_Problem details_: The listing below is to be written out word for word, minus its images.

START Working data

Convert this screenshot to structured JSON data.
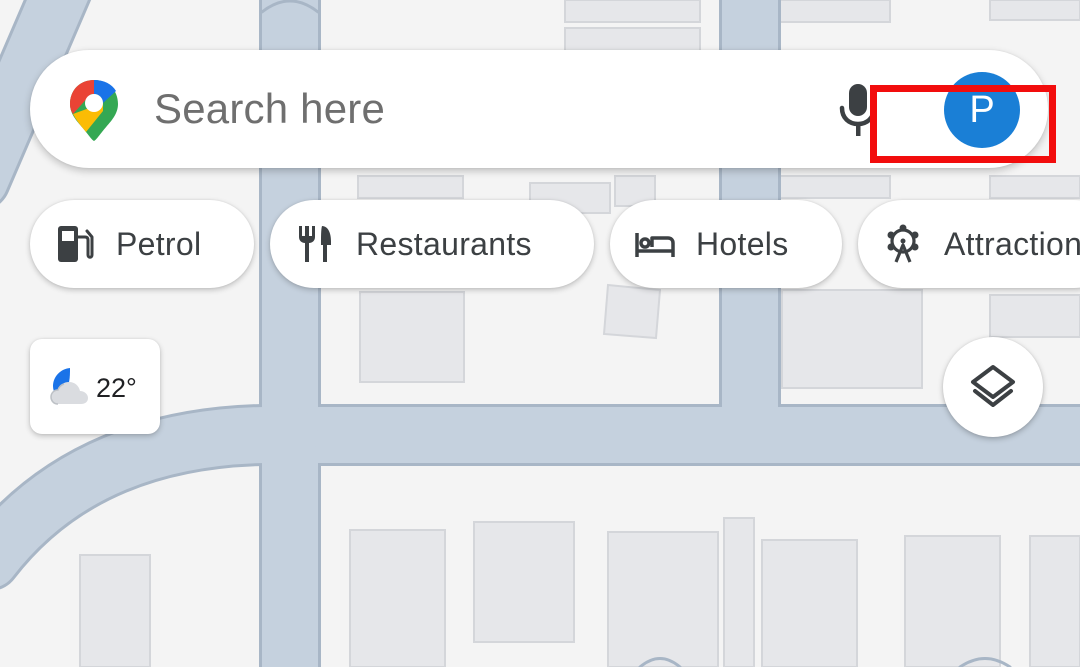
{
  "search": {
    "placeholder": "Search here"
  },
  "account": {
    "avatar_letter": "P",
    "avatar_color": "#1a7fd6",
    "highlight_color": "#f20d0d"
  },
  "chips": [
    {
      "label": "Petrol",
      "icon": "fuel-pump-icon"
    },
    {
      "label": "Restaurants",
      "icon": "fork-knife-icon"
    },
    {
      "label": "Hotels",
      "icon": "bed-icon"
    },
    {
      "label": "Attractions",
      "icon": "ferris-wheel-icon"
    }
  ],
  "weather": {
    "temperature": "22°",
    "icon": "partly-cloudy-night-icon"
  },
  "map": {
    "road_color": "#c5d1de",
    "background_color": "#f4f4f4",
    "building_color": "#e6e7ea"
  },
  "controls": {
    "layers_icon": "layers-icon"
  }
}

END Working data

_Task solution_:
Convert this screenshot to structured JSON data.
{
  "search": {
    "placeholder": "Search here"
  },
  "account": {
    "avatar_letter": "P",
    "avatar_color": "#1a7fd6",
    "highlight_color": "#f20d0d"
  },
  "chips": [
    {
      "label": "Petrol",
      "icon": "fuel-pump-icon"
    },
    {
      "label": "Restaurants",
      "icon": "fork-knife-icon"
    },
    {
      "label": "Hotels",
      "icon": "bed-icon"
    },
    {
      "label": "Attractions",
      "icon": "ferris-wheel-icon"
    }
  ],
  "weather": {
    "temperature": "22°",
    "icon": "partly-cloudy-night-icon"
  },
  "map": {
    "road_color": "#c5d1de",
    "background_color": "#f4f4f4",
    "building_color": "#e6e7ea"
  },
  "controls": {
    "layers_icon": "layers-icon"
  }
}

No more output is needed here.